Can you output the records below exactly as they are written?

Data records for software interfaces
--------------------------------

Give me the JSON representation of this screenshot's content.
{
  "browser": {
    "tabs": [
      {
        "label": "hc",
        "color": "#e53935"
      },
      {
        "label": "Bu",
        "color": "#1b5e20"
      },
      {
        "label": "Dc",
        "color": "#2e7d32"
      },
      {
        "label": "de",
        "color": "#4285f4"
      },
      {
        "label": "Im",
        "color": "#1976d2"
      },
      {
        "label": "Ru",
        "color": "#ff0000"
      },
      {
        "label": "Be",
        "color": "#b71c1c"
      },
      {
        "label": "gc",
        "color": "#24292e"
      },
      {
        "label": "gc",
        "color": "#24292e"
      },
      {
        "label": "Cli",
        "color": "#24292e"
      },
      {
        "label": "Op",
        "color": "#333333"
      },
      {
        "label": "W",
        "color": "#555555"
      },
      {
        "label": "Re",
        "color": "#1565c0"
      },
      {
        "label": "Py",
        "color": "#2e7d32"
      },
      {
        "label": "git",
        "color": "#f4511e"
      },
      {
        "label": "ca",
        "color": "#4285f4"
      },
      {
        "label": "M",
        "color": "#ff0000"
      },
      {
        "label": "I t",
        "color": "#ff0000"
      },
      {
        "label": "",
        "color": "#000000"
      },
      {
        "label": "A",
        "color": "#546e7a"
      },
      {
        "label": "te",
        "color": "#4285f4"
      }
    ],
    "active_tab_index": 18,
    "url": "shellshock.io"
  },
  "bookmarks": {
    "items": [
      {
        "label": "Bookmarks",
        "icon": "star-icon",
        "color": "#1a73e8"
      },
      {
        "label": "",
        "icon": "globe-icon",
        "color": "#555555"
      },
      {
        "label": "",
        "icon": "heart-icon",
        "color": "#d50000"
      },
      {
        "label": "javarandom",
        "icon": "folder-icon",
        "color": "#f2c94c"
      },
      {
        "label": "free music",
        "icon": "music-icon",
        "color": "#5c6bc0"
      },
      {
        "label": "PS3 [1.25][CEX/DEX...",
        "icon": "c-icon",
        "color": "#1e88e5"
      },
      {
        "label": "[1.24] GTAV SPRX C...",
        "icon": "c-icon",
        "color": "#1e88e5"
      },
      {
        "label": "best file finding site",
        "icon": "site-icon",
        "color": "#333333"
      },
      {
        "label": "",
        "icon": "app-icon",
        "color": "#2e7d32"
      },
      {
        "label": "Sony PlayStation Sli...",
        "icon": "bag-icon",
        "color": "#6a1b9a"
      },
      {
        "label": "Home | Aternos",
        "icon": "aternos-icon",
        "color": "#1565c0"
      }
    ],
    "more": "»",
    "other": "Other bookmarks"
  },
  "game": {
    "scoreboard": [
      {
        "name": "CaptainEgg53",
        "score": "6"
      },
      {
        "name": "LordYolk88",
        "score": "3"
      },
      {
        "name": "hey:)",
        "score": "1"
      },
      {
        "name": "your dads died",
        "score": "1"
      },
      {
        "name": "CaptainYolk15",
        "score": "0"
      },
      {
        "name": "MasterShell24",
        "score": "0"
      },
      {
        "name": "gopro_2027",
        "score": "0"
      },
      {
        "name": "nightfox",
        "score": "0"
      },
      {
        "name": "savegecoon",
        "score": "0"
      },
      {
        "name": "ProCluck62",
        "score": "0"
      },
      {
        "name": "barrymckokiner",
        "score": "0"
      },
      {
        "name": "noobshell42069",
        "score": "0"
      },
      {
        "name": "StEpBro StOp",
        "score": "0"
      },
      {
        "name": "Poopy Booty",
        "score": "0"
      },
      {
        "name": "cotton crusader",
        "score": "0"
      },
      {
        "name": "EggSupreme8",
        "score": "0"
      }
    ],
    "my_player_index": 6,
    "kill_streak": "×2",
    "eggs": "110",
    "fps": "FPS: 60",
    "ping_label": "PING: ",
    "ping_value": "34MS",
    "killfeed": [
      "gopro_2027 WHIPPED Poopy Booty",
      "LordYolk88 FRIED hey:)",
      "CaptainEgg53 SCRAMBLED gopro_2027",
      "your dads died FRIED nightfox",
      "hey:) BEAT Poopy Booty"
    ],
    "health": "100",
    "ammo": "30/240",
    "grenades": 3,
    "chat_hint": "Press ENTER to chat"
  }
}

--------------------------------

◆ Solution to the exercise
Give me the JSON representation of this screenshot's content.
{
  "browser": {
    "tabs": [
      {
        "label": "hc",
        "color": "#e53935"
      },
      {
        "label": "Bu",
        "color": "#1b5e20"
      },
      {
        "label": "Dc",
        "color": "#2e7d32"
      },
      {
        "label": "de",
        "color": "#4285f4"
      },
      {
        "label": "Im",
        "color": "#1976d2"
      },
      {
        "label": "Ru",
        "color": "#ff0000"
      },
      {
        "label": "Be",
        "color": "#b71c1c"
      },
      {
        "label": "gc",
        "color": "#24292e"
      },
      {
        "label": "gc",
        "color": "#24292e"
      },
      {
        "label": "Cli",
        "color": "#24292e"
      },
      {
        "label": "Op",
        "color": "#333333"
      },
      {
        "label": "W",
        "color": "#555555"
      },
      {
        "label": "Re",
        "color": "#1565c0"
      },
      {
        "label": "Py",
        "color": "#2e7d32"
      },
      {
        "label": "git",
        "color": "#f4511e"
      },
      {
        "label": "ca",
        "color": "#4285f4"
      },
      {
        "label": "M",
        "color": "#ff0000"
      },
      {
        "label": "I t",
        "color": "#ff0000"
      },
      {
        "label": "",
        "color": "#000000"
      },
      {
        "label": "A",
        "color": "#546e7a"
      },
      {
        "label": "te",
        "color": "#4285f4"
      }
    ],
    "active_tab_index": 18,
    "url": "shellshock.io"
  },
  "bookmarks": {
    "items": [
      {
        "label": "Bookmarks",
        "icon": "star-icon",
        "color": "#1a73e8"
      },
      {
        "label": "",
        "icon": "globe-icon",
        "color": "#555555"
      },
      {
        "label": "",
        "icon": "heart-icon",
        "color": "#d50000"
      },
      {
        "label": "javarandom",
        "icon": "folder-icon",
        "color": "#f2c94c"
      },
      {
        "label": "free music",
        "icon": "music-icon",
        "color": "#5c6bc0"
      },
      {
        "label": "PS3 [1.25][CEX/DEX...",
        "icon": "c-icon",
        "color": "#1e88e5"
      },
      {
        "label": "[1.24] GTAV SPRX C...",
        "icon": "c-icon",
        "color": "#1e88e5"
      },
      {
        "label": "best file finding site",
        "icon": "site-icon",
        "color": "#333333"
      },
      {
        "label": "",
        "icon": "app-icon",
        "color": "#2e7d32"
      },
      {
        "label": "Sony PlayStation Sli...",
        "icon": "bag-icon",
        "color": "#6a1b9a"
      },
      {
        "label": "Home | Aternos",
        "icon": "aternos-icon",
        "color": "#1565c0"
      }
    ],
    "more": "»",
    "other": "Other bookmarks"
  },
  "game": {
    "scoreboard": [
      {
        "name": "CaptainEgg53",
        "score": "6"
      },
      {
        "name": "LordYolk88",
        "score": "3"
      },
      {
        "name": "hey:)",
        "score": "1"
      },
      {
        "name": "your dads died",
        "score": "1"
      },
      {
        "name": "CaptainYolk15",
        "score": "0"
      },
      {
        "name": "MasterShell24",
        "score": "0"
      },
      {
        "name": "gopro_2027",
        "score": "0"
      },
      {
        "name": "nightfox",
        "score": "0"
      },
      {
        "name": "savegecoon",
        "score": "0"
      },
      {
        "name": "ProCluck62",
        "score": "0"
      },
      {
        "name": "barrymckokiner",
        "score": "0"
      },
      {
        "name": "noobshell42069",
        "score": "0"
      },
      {
        "name": "StEpBro StOp",
        "score": "0"
      },
      {
        "name": "Poopy Booty",
        "score": "0"
      },
      {
        "name": "cotton crusader",
        "score": "0"
      },
      {
        "name": "EggSupreme8",
        "score": "0"
      }
    ],
    "my_player_index": 6,
    "kill_streak": "×2",
    "eggs": "110",
    "fps": "FPS: 60",
    "ping_label": "PING: ",
    "ping_value": "34MS",
    "killfeed": [
      "gopro_2027 WHIPPED Poopy Booty",
      "LordYolk88 FRIED hey:)",
      "CaptainEgg53 SCRAMBLED gopro_2027",
      "your dads died FRIED nightfox",
      "hey:) BEAT Poopy Booty"
    ],
    "health": "100",
    "ammo": "30/240",
    "grenades": 3,
    "chat_hint": "Press ENTER to chat"
  }
}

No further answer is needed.